[INSTRUCTIONS TO FOLLOW] The material must be repeated exactly, with every line intact.

[PROVIDED DATA]
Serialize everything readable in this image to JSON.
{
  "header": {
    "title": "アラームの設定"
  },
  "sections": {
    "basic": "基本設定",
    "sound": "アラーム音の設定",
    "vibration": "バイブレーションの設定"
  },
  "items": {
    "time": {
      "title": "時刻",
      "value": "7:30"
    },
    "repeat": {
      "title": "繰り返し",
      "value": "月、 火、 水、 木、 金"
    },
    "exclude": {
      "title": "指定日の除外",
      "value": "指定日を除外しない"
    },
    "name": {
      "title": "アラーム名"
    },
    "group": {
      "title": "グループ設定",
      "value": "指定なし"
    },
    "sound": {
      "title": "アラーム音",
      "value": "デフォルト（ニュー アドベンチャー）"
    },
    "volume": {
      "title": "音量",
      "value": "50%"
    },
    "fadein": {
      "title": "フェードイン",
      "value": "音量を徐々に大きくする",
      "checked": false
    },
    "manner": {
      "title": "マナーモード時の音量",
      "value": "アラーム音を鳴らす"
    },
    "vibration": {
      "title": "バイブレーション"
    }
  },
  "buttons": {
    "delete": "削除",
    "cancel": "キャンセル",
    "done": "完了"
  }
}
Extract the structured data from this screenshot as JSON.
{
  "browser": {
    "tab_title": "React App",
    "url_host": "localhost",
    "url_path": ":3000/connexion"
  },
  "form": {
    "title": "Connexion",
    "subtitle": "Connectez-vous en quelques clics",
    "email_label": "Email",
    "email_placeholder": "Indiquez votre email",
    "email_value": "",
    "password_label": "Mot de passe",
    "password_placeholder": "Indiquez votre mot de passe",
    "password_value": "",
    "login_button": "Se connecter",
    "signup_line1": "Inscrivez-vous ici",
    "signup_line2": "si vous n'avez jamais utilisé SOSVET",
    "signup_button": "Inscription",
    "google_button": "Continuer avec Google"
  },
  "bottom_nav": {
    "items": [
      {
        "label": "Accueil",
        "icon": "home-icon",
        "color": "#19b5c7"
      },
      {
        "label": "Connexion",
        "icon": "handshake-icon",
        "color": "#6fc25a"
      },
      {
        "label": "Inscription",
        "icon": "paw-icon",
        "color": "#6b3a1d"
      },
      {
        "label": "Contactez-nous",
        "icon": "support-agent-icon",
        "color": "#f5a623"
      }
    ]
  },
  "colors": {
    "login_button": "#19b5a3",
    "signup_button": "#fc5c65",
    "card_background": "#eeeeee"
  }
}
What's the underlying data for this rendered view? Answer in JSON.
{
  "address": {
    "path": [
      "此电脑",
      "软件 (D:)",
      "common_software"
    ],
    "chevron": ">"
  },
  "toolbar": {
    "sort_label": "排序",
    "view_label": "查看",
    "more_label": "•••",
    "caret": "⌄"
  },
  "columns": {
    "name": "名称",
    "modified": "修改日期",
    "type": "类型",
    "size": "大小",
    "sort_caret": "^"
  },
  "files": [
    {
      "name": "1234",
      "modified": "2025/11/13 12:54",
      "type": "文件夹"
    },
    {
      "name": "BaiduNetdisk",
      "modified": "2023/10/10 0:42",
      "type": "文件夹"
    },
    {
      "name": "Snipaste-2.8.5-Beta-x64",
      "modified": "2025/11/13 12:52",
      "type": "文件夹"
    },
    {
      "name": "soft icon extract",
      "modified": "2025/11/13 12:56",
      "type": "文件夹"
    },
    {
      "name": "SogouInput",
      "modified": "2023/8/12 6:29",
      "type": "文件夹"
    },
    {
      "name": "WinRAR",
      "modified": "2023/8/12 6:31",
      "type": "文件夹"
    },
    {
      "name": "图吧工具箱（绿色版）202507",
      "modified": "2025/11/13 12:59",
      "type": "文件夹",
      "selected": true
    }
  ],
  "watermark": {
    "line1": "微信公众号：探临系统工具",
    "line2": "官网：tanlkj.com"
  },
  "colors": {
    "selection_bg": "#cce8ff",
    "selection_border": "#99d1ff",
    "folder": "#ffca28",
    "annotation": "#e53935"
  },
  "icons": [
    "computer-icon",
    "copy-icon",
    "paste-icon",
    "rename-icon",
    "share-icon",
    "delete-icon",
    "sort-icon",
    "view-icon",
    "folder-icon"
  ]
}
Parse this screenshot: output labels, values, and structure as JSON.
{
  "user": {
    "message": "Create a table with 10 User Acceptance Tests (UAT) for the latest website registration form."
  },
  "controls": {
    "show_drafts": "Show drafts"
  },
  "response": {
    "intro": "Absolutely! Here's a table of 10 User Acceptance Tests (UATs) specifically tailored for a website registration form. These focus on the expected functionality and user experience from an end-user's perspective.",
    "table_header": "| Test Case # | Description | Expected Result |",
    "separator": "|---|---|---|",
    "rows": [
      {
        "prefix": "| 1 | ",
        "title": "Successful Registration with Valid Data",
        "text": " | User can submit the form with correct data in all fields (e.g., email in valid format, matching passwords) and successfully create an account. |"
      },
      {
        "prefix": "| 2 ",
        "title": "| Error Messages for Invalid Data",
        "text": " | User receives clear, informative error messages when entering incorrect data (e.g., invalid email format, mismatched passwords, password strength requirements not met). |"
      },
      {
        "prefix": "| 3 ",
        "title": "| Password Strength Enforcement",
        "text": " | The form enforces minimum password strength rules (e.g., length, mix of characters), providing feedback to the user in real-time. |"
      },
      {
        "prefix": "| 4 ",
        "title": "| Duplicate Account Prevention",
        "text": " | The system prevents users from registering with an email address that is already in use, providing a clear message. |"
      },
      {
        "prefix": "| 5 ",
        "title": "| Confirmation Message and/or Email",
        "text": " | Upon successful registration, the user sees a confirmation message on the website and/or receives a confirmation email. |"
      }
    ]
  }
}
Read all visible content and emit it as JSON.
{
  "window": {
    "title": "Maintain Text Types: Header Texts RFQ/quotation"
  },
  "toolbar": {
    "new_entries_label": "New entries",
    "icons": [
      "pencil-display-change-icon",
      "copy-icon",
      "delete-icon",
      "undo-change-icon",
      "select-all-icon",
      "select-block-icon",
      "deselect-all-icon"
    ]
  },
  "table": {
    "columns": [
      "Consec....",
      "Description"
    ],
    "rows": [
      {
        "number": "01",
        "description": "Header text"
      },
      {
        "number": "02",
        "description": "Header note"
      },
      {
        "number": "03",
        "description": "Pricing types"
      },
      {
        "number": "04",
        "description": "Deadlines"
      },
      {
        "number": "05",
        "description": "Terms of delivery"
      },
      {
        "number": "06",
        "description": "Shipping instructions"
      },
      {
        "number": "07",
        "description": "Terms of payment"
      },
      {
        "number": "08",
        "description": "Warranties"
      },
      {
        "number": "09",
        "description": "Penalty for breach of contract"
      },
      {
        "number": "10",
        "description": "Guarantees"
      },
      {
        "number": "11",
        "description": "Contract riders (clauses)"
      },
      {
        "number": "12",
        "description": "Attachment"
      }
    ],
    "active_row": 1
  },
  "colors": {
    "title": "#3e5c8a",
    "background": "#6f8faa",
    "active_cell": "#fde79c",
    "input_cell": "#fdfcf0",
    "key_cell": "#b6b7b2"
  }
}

[WRITTEN SOLUTION]
Serialize everything readable in this image to JSON.
{
  "header": {
    "title": "アラームの設定"
  },
  "sections": {
    "basic": "基本設定",
    "sound": "アラーム音の設定",
    "vibration": "バイブレーションの設定"
  },
  "items": {
    "time": {
      "title": "時刻",
      "value": "7:30"
    },
    "repeat": {
      "title": "繰り返し",
      "value": "月、 火、 水、 木、 金"
    },
    "exclude": {
      "title": "指定日の除外",
      "value": "指定日を除外しない"
    },
    "name": {
      "title": "アラーム名"
    },
    "group": {
      "title": "グループ設定",
      "value": "指定なし"
    },
    "sound": {
      "title": "アラーム音",
      "value": "デフォルト（ニュー アドベンチャー）"
    },
    "volume": {
      "title": "音量",
      "value": "50%"
    },
    "fadein": {
      "title": "フェードイン",
      "value": "音量を徐々に大きくする",
      "checked": false
    },
    "manner": {
      "title": "マナーモード時の音量",
      "value": "アラーム音を鳴らす"
    },
    "vibration": {
      "title": "バイブレーション"
    }
  },
  "buttons": {
    "delete": "削除",
    "cancel": "キャンセル",
    "done": "完了"
  }
}
Extract the structured data from this screenshot as JSON.
{
  "browser": {
    "tab_title": "React App",
    "url_host": "localhost",
    "url_path": ":3000/connexion"
  },
  "form": {
    "title": "Connexion",
    "subtitle": "Connectez-vous en quelques clics",
    "email_label": "Email",
    "email_placeholder": "Indiquez votre email",
    "email_value": "",
    "password_label": "Mot de passe",
    "password_placeholder": "Indiquez votre mot de passe",
    "password_value": "",
    "login_button": "Se connecter",
    "signup_line1": "Inscrivez-vous ici",
    "signup_line2": "si vous n'avez jamais utilisé SOSVET",
    "signup_button": "Inscription",
    "google_button": "Continuer avec Google"
  },
  "bottom_nav": {
    "items": [
      {
        "label": "Accueil",
        "icon": "home-icon",
        "color": "#19b5c7"
      },
      {
        "label": "Connexion",
        "icon": "handshake-icon",
        "color": "#6fc25a"
      },
      {
        "label": "Inscription",
        "icon": "paw-icon",
        "color": "#6b3a1d"
      },
      {
        "label": "Contactez-nous",
        "icon": "support-agent-icon",
        "color": "#f5a623"
      }
    ]
  },
  "colors": {
    "login_button": "#19b5a3",
    "signup_button": "#fc5c65",
    "card_background": "#eeeeee"
  }
}
What's the underlying data for this rendered view? Answer in JSON.
{
  "address": {
    "path": [
      "此电脑",
      "软件 (D:)",
      "common_software"
    ],
    "chevron": ">"
  },
  "toolbar": {
    "sort_label": "排序",
    "view_label": "查看",
    "more_label": "•••",
    "caret": "⌄"
  },
  "columns": {
    "name": "名称",
    "modified": "修改日期",
    "type": "类型",
    "size": "大小",
    "sort_caret": "^"
  },
  "files": [
    {
      "name": "1234",
      "modified": "2025/11/13 12:54",
      "type": "文件夹"
    },
    {
      "name": "BaiduNetdisk",
      "modified": "2023/10/10 0:42",
      "type": "文件夹"
    },
    {
      "name": "Snipaste-2.8.5-Beta-x64",
      "modified": "2025/11/13 12:52",
      "type": "文件夹"
    },
    {
      "name": "soft icon extract",
      "modified": "2025/11/13 12:56",
      "type": "文件夹"
    },
    {
      "name": "SogouInput",
      "modified": "2023/8/12 6:29",
      "type": "文件夹"
    },
    {
      "name": "WinRAR",
      "modified": "2023/8/12 6:31",
      "type": "文件夹"
    },
    {
      "name": "图吧工具箱（绿色版）202507",
      "modified": "2025/11/13 12:59",
      "type": "文件夹",
      "selected": true
    }
  ],
  "watermark": {
    "line1": "微信公众号：探临系统工具",
    "line2": "官网：tanlkj.com"
  },
  "colors": {
    "selection_bg": "#cce8ff",
    "selection_border": "#99d1ff",
    "folder": "#ffca28",
    "annotation": "#e53935"
  },
  "icons": [
    "computer-icon",
    "copy-icon",
    "paste-icon",
    "rename-icon",
    "share-icon",
    "delete-icon",
    "sort-icon",
    "view-icon",
    "folder-icon"
  ]
}
Parse this screenshot: output labels, values, and structure as JSON.
{
  "user": {
    "message": "Create a table with 10 User Acceptance Tests (UAT) for the latest website registration form."
  },
  "controls": {
    "show_drafts": "Show drafts"
  },
  "response": {
    "intro": "Absolutely! Here's a table of 10 User Acceptance Tests (UATs) specifically tailored for a website registration form. These focus on the expected functionality and user experience from an end-user's perspective.",
    "table_header": "| Test Case # | Description | Expected Result |",
    "separator": "|---|---|---|",
    "rows": [
      {
        "prefix": "| 1 | ",
        "title": "Successful Registration with Valid Data",
        "text": " | User can submit the form with correct data in all fields (e.g., email in valid format, matching passwords) and successfully create an account. |"
      },
      {
        "prefix": "| 2 ",
        "title": "| Error Messages for Invalid Data",
        "text": " | User receives clear, informative error messages when entering incorrect data (e.g., invalid email format, mismatched passwords, password strength requirements not met). |"
      },
      {
        "prefix": "| 3 ",
        "title": "| Password Strength Enforcement",
        "text": " | The form enforces minimum password strength rules (e.g., length, mix of characters), providing feedback to the user in real-time. |"
      },
      {
        "prefix": "| 4 ",
        "title": "| Duplicate Account Prevention",
        "text": " | The system prevents users from registering with an email address that is already in use, providing a clear message. |"
      },
      {
        "prefix": "| 5 ",
        "title": "| Confirmation Message and/or Email",
        "text": " | Upon successful registration, the user sees a confirmation message on the website and/or receives a confirmation email. |"
      }
    ]
  }
}
Read all visible content and emit it as JSON.
{
  "window": {
    "title": "Maintain Text Types: Header Texts RFQ/quotation"
  },
  "toolbar": {
    "new_entries_label": "New entries",
    "icons": [
      "pencil-display-change-icon",
      "copy-icon",
      "delete-icon",
      "undo-change-icon",
      "select-all-icon",
      "select-block-icon",
      "deselect-all-icon"
    ]
  },
  "table": {
    "columns": [
      "Consec....",
      "Description"
    ],
    "rows": [
      {
        "number": "01",
        "description": "Header text"
      },
      {
        "number": "02",
        "description": "Header note"
      },
      {
        "number": "03",
        "description": "Pricing types"
      },
      {
        "number": "04",
        "description": "Deadlines"
      },
      {
        "number": "05",
        "description": "Terms of delivery"
      },
      {
        "number": "06",
        "description": "Shipping instructions"
      },
      {
        "number": "07",
        "description": "Terms of payment"
      },
      {
        "number": "08",
        "description": "Warranties"
      },
      {
        "number": "09",
        "description": "Penalty for breach of contract"
      },
      {
        "number": "10",
        "description": "Guarantees"
      },
      {
        "number": "11",
        "description": "Contract riders (clauses)"
      },
      {
        "number": "12",
        "description": "Attachment"
      }
    ],
    "active_row": 1
  },
  "colors": {
    "title": "#3e5c8a",
    "background": "#6f8faa",
    "active_cell": "#fde79c",
    "input_cell": "#fdfcf0",
    "key_cell": "#b6b7b2"
  }
}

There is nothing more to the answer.